Bizarre moment in Friday night's Washington-San Diego game when the Nationals lodged a protest midway through the first inning because the Padres had erroneously listed Adam Russell as the starting pitcher on the lineup card instead of Clayton Richard.
Richard had worked a 1-2-3 first when Nationals manager Jim Riggleman called the Padres on the mistake. Umpires then accepted the protest for an "unannounced substitution", which would be moot if the Nationals win.
It could have gotten dicey had the Padres won because the Nats appeared to have the Padres stone cold. Alas, Washington beat San Diego 5-3 with Matt Capps earning his major-league leading 17th save.
Had the Padres won, a baseball official said Friday night, one of two things likely could have happened:
The protest could be upheld and the game would have to be replayed from the middle of the first.
Or, the league could deny the protest, most likely on the grounds that the pitcher's spot in the batting order had not yet come up and it was clear who was pitching for the Padres.
Being that protests are very rarely upheld, the latter is the most likely scenario.
To find the last protest upheld in the National League, you have to go back to a Pittsburgh-St. Louis game in June, 1986, when then-NL president Chub Feeney upheld the Pirates' protest that umpire John Kibler improperly called a game prematurely on account of rain.
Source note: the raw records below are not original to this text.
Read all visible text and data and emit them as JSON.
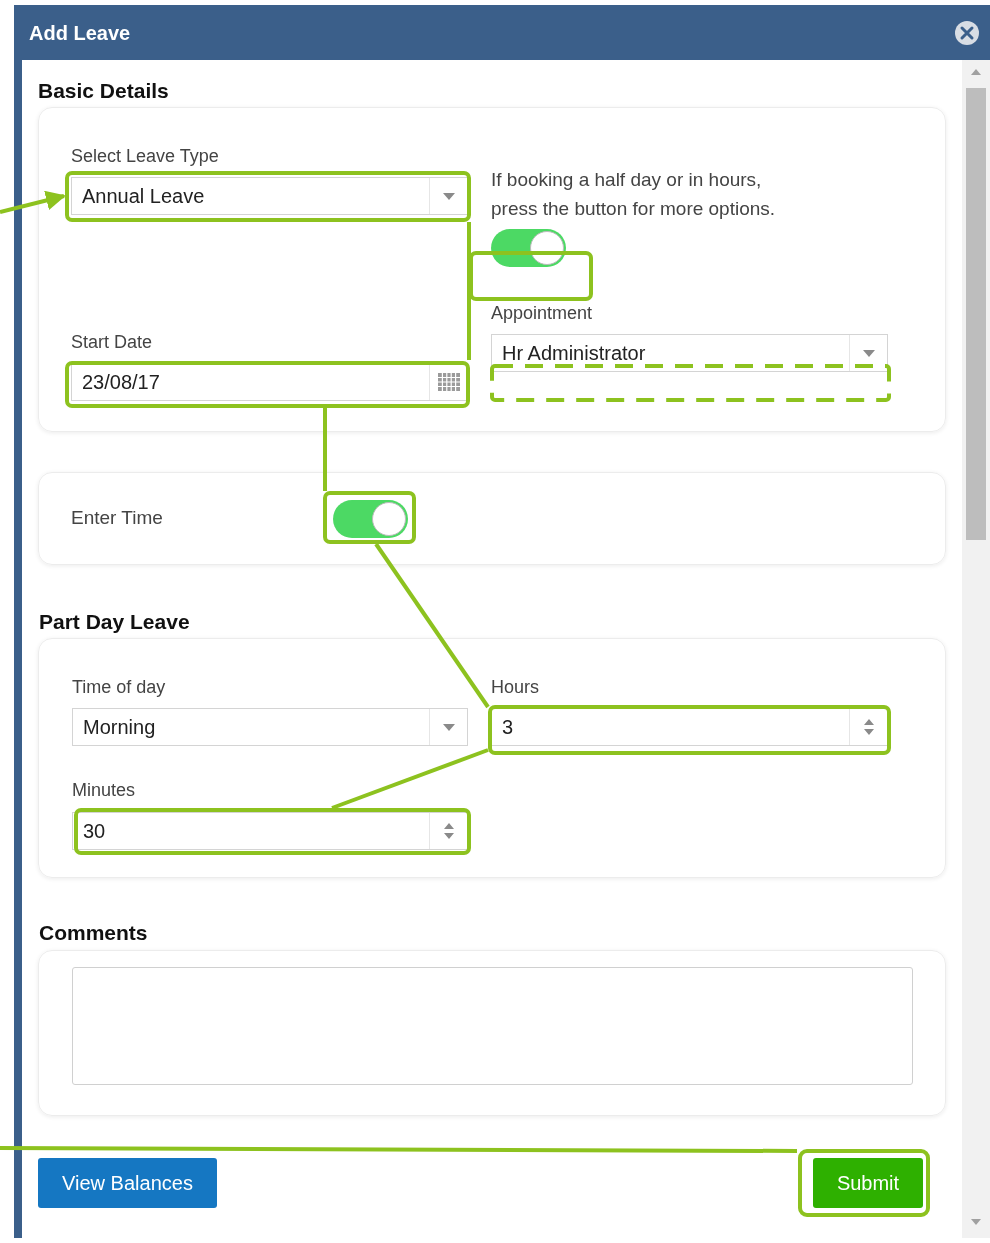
{
  "window": {
    "title": "Add Leave"
  },
  "basic_details": {
    "heading": "Basic Details",
    "leave_type": {
      "label": "Select Leave Type",
      "value": "Annual Leave"
    },
    "hint": "If booking a half day or in hours, press the button for more options.",
    "half_day_toggle": {
      "on": true
    },
    "start_date": {
      "label": "Start Date",
      "value": "23/08/17"
    },
    "appointment": {
      "label": "Appointment",
      "value": "Hr Administrator"
    }
  },
  "enter_time": {
    "label": "Enter Time",
    "on": true
  },
  "part_day_leave": {
    "heading": "Part Day Leave",
    "time_of_day": {
      "label": "Time of day",
      "value": "Morning"
    },
    "hours": {
      "label": "Hours",
      "value": "3"
    },
    "minutes": {
      "label": "Minutes",
      "value": "30"
    }
  },
  "comments": {
    "heading": "Comments"
  },
  "buttons": [
    {
      "label": "View Balances",
      "kind": "secondary"
    },
    {
      "label": "Submit",
      "kind": "primary"
    }
  ]
}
On that night, there were two rain delays. The first totaled 17 minutes, then the game resumed for only two pitches before another rain delay of 22 minutes. Then the game was called with the Pirates losing 4-1. NL rules called for umpires to wait at least 75 minutes during the first rain delay and 45 minutes during a second delay before calling the game.
The last AL protest that was upheld was in the infamous Pine Tar Game between Kansas City and the Yankees in July, 1983.